The weather has been warm and the sun is shining.
The talks have been great and we have been treated to 3 outstanding plenaries (I blogged about Dr. Yinyu Ye of Stanford University and his presentation in my previous post.). Yesterday, Professor von Stengel of the London School of Economics spoke about the Game Theory Explorer and aplications and today we were treated to Professor Michele Breton of GERAD and HEC (the venue for the conference) and highlights of her research with her PhD students on recursive methods for pricing financial derivatives.
This is my kind of conference -- wonderful lunches, coffee breaks, great discussions, with about 130 participants, very international, and, as is fairly typical for CMS, a female plenary speaker. I admit I gave one of the plenary talks at CMS in Vienna and was not even the only female plenary speaker at that conference.
The methodological sessions have included sessions on stochastic programming, dynamic games (and applications), robust optimization, and more.
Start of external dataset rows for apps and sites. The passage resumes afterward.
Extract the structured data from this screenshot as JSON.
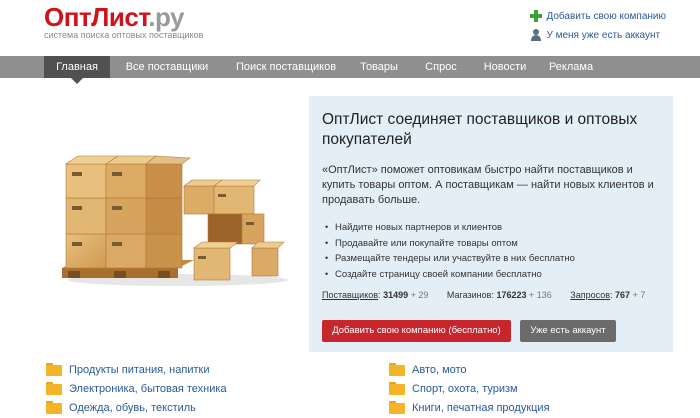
{
  "header": {
    "logo_brand": "ОптЛист",
    "logo_tld": ".ру",
    "tagline": "система поиска оптовых поставщиков",
    "add_company_link": "Добавить свою компанию",
    "have_account_link": "У меня уже есть аккаунт"
  },
  "nav": {
    "items": [
      {
        "label": "Главная",
        "active": true
      },
      {
        "label": "Все поставщики"
      },
      {
        "label": "Поиск поставщиков"
      },
      {
        "label": "Товары"
      },
      {
        "label": "Спрос"
      },
      {
        "label": "Новости"
      },
      {
        "label": "Реклама"
      }
    ]
  },
  "promo": {
    "title": "ОптЛист соединяет поставщиков и оптовых покупателей",
    "description": "«ОптЛист» поможет оптовикам быстро найти поставщиков и купить товары оптом. А поставщикам — найти новых клиентов и продавать больше.",
    "bullets": [
      "Найдите новых партнеров и клиентов",
      "Продавайте или покупайте товары оптом",
      "Размещайте тендеры или участвуйте в них бесплатно",
      "Создайте страницу своей компании бесплатно"
    ],
    "stats": {
      "suppliers_label": "Поставщиков",
      "suppliers_value": "31499",
      "suppliers_inc": "+ 29",
      "shops_label": "Магазинов:",
      "shops_value": "176223",
      "shops_inc": "+ 136",
      "requests_label": "Запросов",
      "requests_value": "767",
      "requests_inc": "+ 7"
    },
    "add_company_button": "Добавить свою компанию (бесплатно)",
    "have_account_button": "Уже есть аккаунт"
  },
  "categories": {
    "left": [
      "Продукты питания, напитки",
      "Электроника, бытовая техника",
      "Одежда, обувь, текстиль"
    ],
    "right": [
      "Авто, мото",
      "Спорт, охота, туризм",
      "Книги, печатная продукция"
    ]
  },
  "colors": {
    "brand_red": "#d0131b",
    "nav_bg": "#8f8f8f",
    "nav_active": "#515151",
    "promo_bg": "#e4eef7",
    "button_red": "#c7262c",
    "button_gray": "#6b6b6b",
    "link_blue": "#2a5a9a",
    "folder_yellow": "#f3b427"
  }
}
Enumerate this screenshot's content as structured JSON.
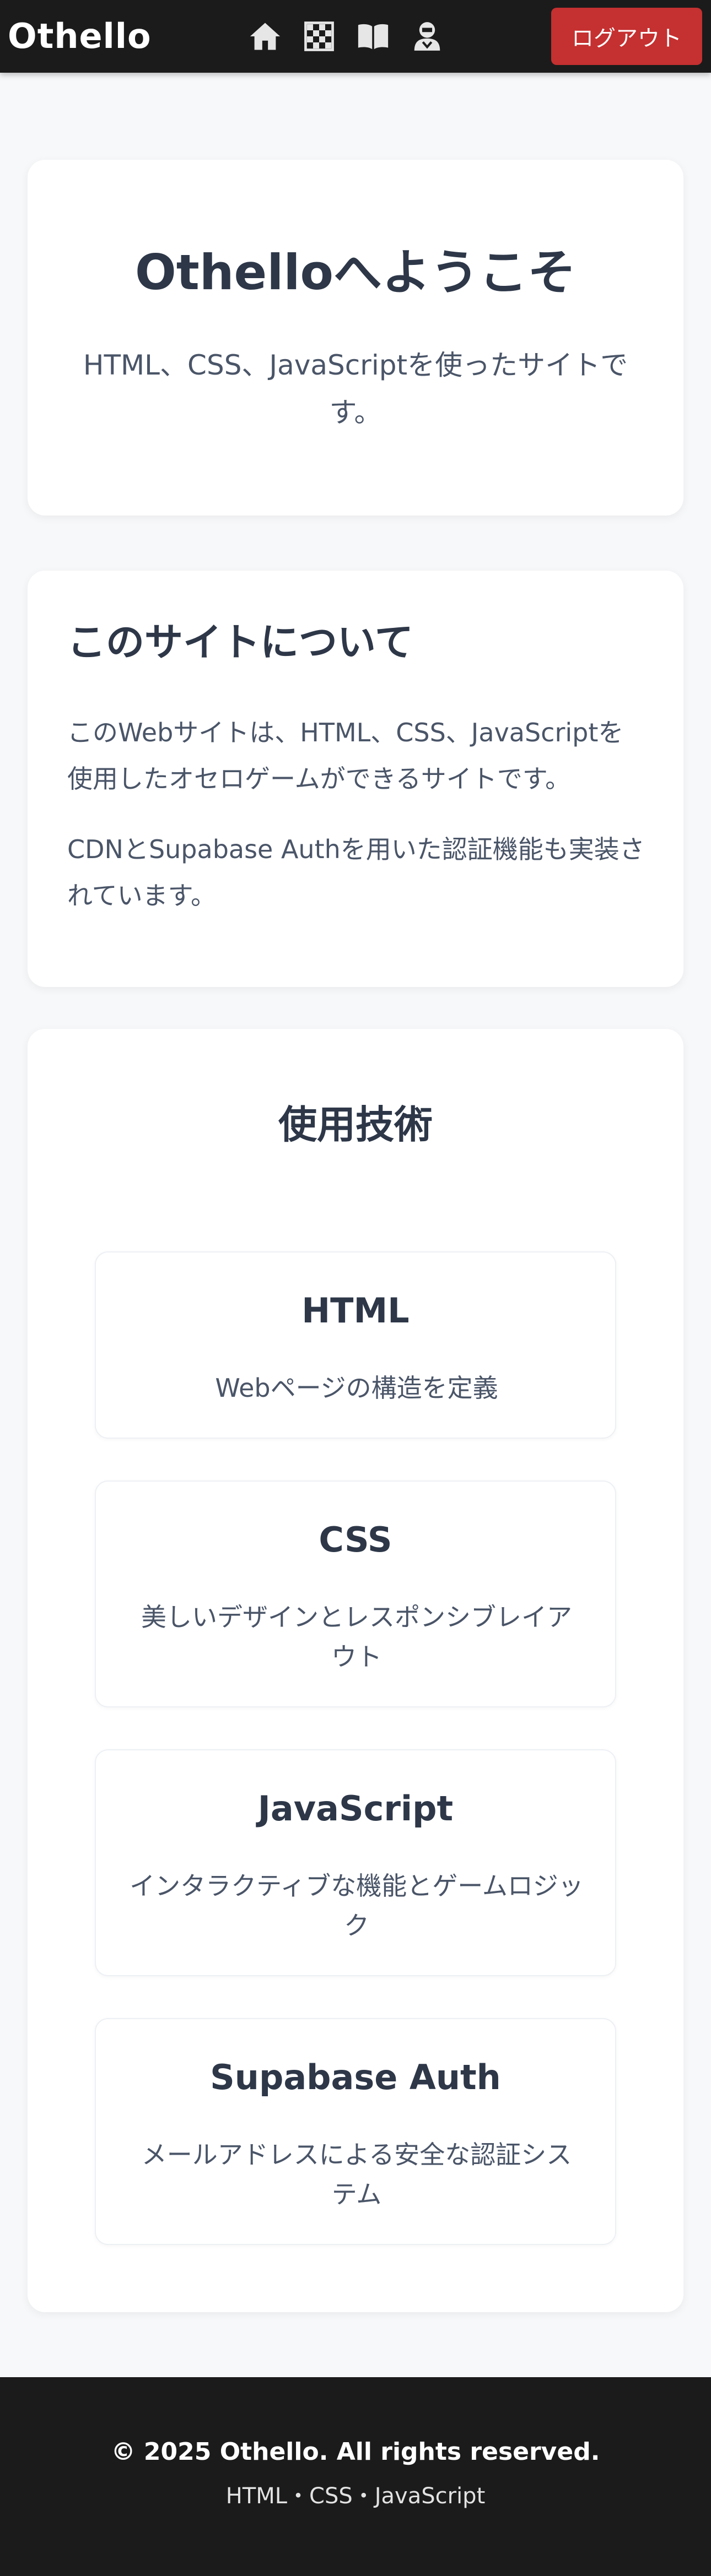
{
  "header": {
    "brand": "Othello",
    "nav": [
      {
        "icon": "home-icon"
      },
      {
        "icon": "checkerboard-icon"
      },
      {
        "icon": "book-icon"
      },
      {
        "icon": "user-icon"
      }
    ],
    "logout_label": "ログアウト",
    "logout_color": "#c53030"
  },
  "hero": {
    "title": "Othelloへようこそ",
    "subtitle": "HTML、CSS、JavaScriptを使ったサイトです。"
  },
  "about": {
    "heading": "このサイトについて",
    "paragraph1": "このWebサイトは、HTML、CSS、JavaScriptを使用したオセロゲームができるサイトです。",
    "paragraph2": "CDNとSupabase Authを用いた認証機能も実装されています。"
  },
  "tech": {
    "heading": "使用技術",
    "items": [
      {
        "title": "HTML",
        "description": "Webページの構造を定義"
      },
      {
        "title": "CSS",
        "description": "美しいデザインとレスポンシブレイアウト"
      },
      {
        "title": "JavaScript",
        "description": "インタラクティブな機能とゲームロジック"
      },
      {
        "title": "Supabase Auth",
        "description": "メールアドレスによる安全な認証システム"
      }
    ]
  },
  "footer": {
    "copyright": "© 2025 Othello. All rights reserved.",
    "tech_line": "HTML・CSS・JavaScript"
  }
}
I have very much enjoyed the energy application sessions which featured, among others, Professor Steve Gabriel of the U. of Maryland and Professor Warren Powell of Princeton, who noted that energy practitioners with whom he works call the delivery of electric power as `trucking`and putting electrons on wheels. This reminded me of the classic book by Beckmann, McGuire, and Winsten, Studies in the Economics of Transportation, in which they hypothesized that electric power generation and distribution networks behave like congested urban transportation networks. We have done research on the commonalities and have exploited these to formulate and solve the electric power supply chain for New England in a paper co-authored with Dr. Zugang Liu, which was published in Naval Research Logistics in 2009. Gabriel spoke on his model for the global gas market. He mentioned Ukraine several times and, since that is my heritage, he had me at the edge of my seat.
I also enjoyed energy talks by Professor David Fuller from the University of Waterloo, where I have spoken at on several occasions, and several speakers at our CMS conference talked about game theory models and complementarity approaches.
I spoke on Wednesday about our big NSF project on the Future Internet Architecture, which we call Choicenet, and on specific network economics and game theory modeling work that I did with Professor Tilman Wolf of UMass Amherst using variational inequality theory. My talk was in the first session of the conference, after the first plenary tallk, and I am also speaking in the last session today on our work with Professor Min Yu on time-based competition.
Yesterday, we had the editorial board meeting for the journal (of the same name as the conference), Computational Management Science, and it was great to hear of special issues that are coming out and are being planned. Professor Berc Rustem, of Imperial College, led the lunch board meeting and it was great to see many of our colleagues, including Professor Georg Pflug from Vienna, Austria, and Professor Daniel Kuhn of Imperial College.
My special issue on Financial Networks, which is a double issue, should be out within the next 3 months, I am told, which is very exciting.
Of course, there are also sessions on transportation and on vehicle routing since colleagues here in Canada have been long-time contributors to these application domains. No need to even mention the names of Professors Gilbert Laporte, Patrice Marcotte, and Michel Gendcreau, but I am and it was wonderful to see them all here in Montreal.
The finance sessions have also been great!
Thanks to the organizers for putting on such a rewarding conference intellectually, personally, socially, and professionally.
Kudos to Professor Georges Zaccour who has worked tirelessly to make this conference a big success!
And for those of you who are interested, the CMS conference will be in Portugal next year.